RECORDS FOR PROCESSING section start

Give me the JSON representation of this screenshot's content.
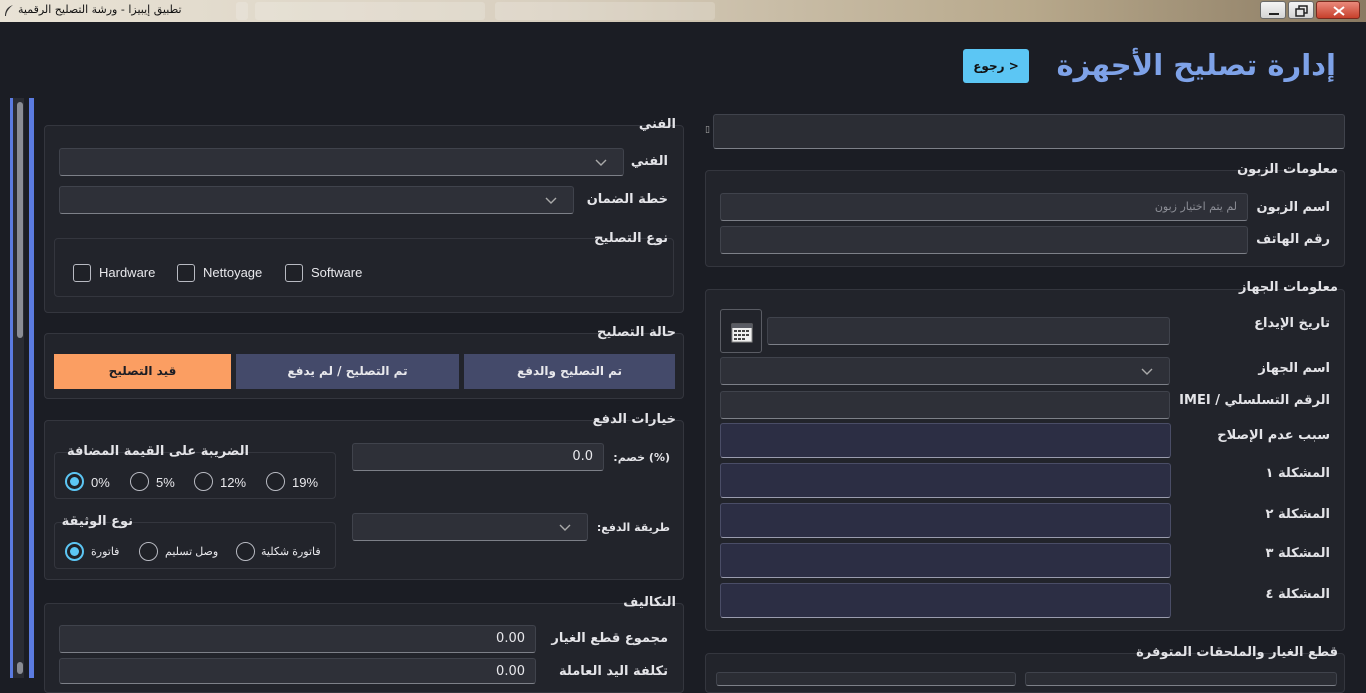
{
  "window": {
    "title": "تطبيق إيبيزا - ورشة التصليح الرقمية",
    "icon": "feather-icon"
  },
  "header": {
    "title": "إدارة تصليح الأجهزة",
    "back_label": "< رجوع"
  },
  "customer": {
    "section_title": "معلومات الزبون",
    "name_label": "اسم الزبون",
    "name_placeholder": "لم يتم اختيار زبون",
    "phone_label": "رقم الهاتف",
    "phone_value": ""
  },
  "device": {
    "section_title": "معلومات الجهاز",
    "date_label": "تاريخ الإيداع",
    "name_label": "اسم الجهاز",
    "serial_label": "الرقم التسلسلي / IMEI",
    "reason_label": "سبب عدم الإصلاح",
    "problem1_label": "المشكلة ١",
    "problem2_label": "المشكلة ٢",
    "problem3_label": "المشكلة ٣",
    "problem4_label": "المشكلة ٤"
  },
  "parts": {
    "section_title": "قطع الغيار والملحقات المتوفرة"
  },
  "technician": {
    "section_title": "الفني",
    "tech_label": "الفني",
    "warranty_label": "خطة الضمان"
  },
  "repair_type": {
    "section_title": "نوع التصليح",
    "options": [
      "Software",
      "Nettoyage",
      "Hardware"
    ]
  },
  "repair_status": {
    "section_title": "حالة التصليح",
    "buttons": [
      "تم التصليح والدفع",
      "تم التصليح / لم يدفع",
      "قيد التصليح"
    ],
    "active_index": 2,
    "active_color": "#fb9e62"
  },
  "payment": {
    "section_title": "خيارات الدفع",
    "discount_label": "(%) خصم:",
    "discount_value": "0.0",
    "method_label": "طريقة الدفع:",
    "tax_title": "الضريبة على القيمة المضافة",
    "tax_options": [
      "19%",
      "12%",
      "5%",
      "0%"
    ],
    "tax_selected": "0%",
    "doc_title": "نوع الوثيقة",
    "doc_options": [
      "فاتورة شكلية",
      "وصل تسليم",
      "فاتورة"
    ],
    "doc_selected": "فاتورة"
  },
  "costs": {
    "section_title": "التكاليف",
    "parts_total_label": "مجموع قطع الغيار",
    "parts_total_value": "0.00",
    "labor_label": "تكلفة اليد العاملة",
    "labor_value": "0.00"
  },
  "colors": {
    "accent": "#5cc6f4",
    "title": "#7ea2e8",
    "button_idle": "#444a6a"
  }
}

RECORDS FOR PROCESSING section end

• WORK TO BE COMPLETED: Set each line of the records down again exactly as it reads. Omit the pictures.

• RESULT:
Give me the JSON representation of this screenshot's content.
{
  "window": {
    "title": "تطبيق إيبيزا - ورشة التصليح الرقمية",
    "icon": "feather-icon"
  },
  "header": {
    "title": "إدارة تصليح الأجهزة",
    "back_label": "< رجوع"
  },
  "customer": {
    "section_title": "معلومات الزبون",
    "name_label": "اسم الزبون",
    "name_placeholder": "لم يتم اختيار زبون",
    "phone_label": "رقم الهاتف",
    "phone_value": ""
  },
  "device": {
    "section_title": "معلومات الجهاز",
    "date_label": "تاريخ الإيداع",
    "name_label": "اسم الجهاز",
    "serial_label": "الرقم التسلسلي / IMEI",
    "reason_label": "سبب عدم الإصلاح",
    "problem1_label": "المشكلة ١",
    "problem2_label": "المشكلة ٢",
    "problem3_label": "المشكلة ٣",
    "problem4_label": "المشكلة ٤"
  },
  "parts": {
    "section_title": "قطع الغيار والملحقات المتوفرة"
  },
  "technician": {
    "section_title": "الفني",
    "tech_label": "الفني",
    "warranty_label": "خطة الضمان"
  },
  "repair_type": {
    "section_title": "نوع التصليح",
    "options": [
      "Software",
      "Nettoyage",
      "Hardware"
    ]
  },
  "repair_status": {
    "section_title": "حالة التصليح",
    "buttons": [
      "تم التصليح والدفع",
      "تم التصليح / لم يدفع",
      "قيد التصليح"
    ],
    "active_index": 2,
    "active_color": "#fb9e62"
  },
  "payment": {
    "section_title": "خيارات الدفع",
    "discount_label": "(%) خصم:",
    "discount_value": "0.0",
    "method_label": "طريقة الدفع:",
    "tax_title": "الضريبة على القيمة المضافة",
    "tax_options": [
      "19%",
      "12%",
      "5%",
      "0%"
    ],
    "tax_selected": "0%",
    "doc_title": "نوع الوثيقة",
    "doc_options": [
      "فاتورة شكلية",
      "وصل تسليم",
      "فاتورة"
    ],
    "doc_selected": "فاتورة"
  },
  "costs": {
    "section_title": "التكاليف",
    "parts_total_label": "مجموع قطع الغيار",
    "parts_total_value": "0.00",
    "labor_label": "تكلفة اليد العاملة",
    "labor_value": "0.00"
  },
  "colors": {
    "accent": "#5cc6f4",
    "title": "#7ea2e8",
    "button_idle": "#444a6a"
  }
}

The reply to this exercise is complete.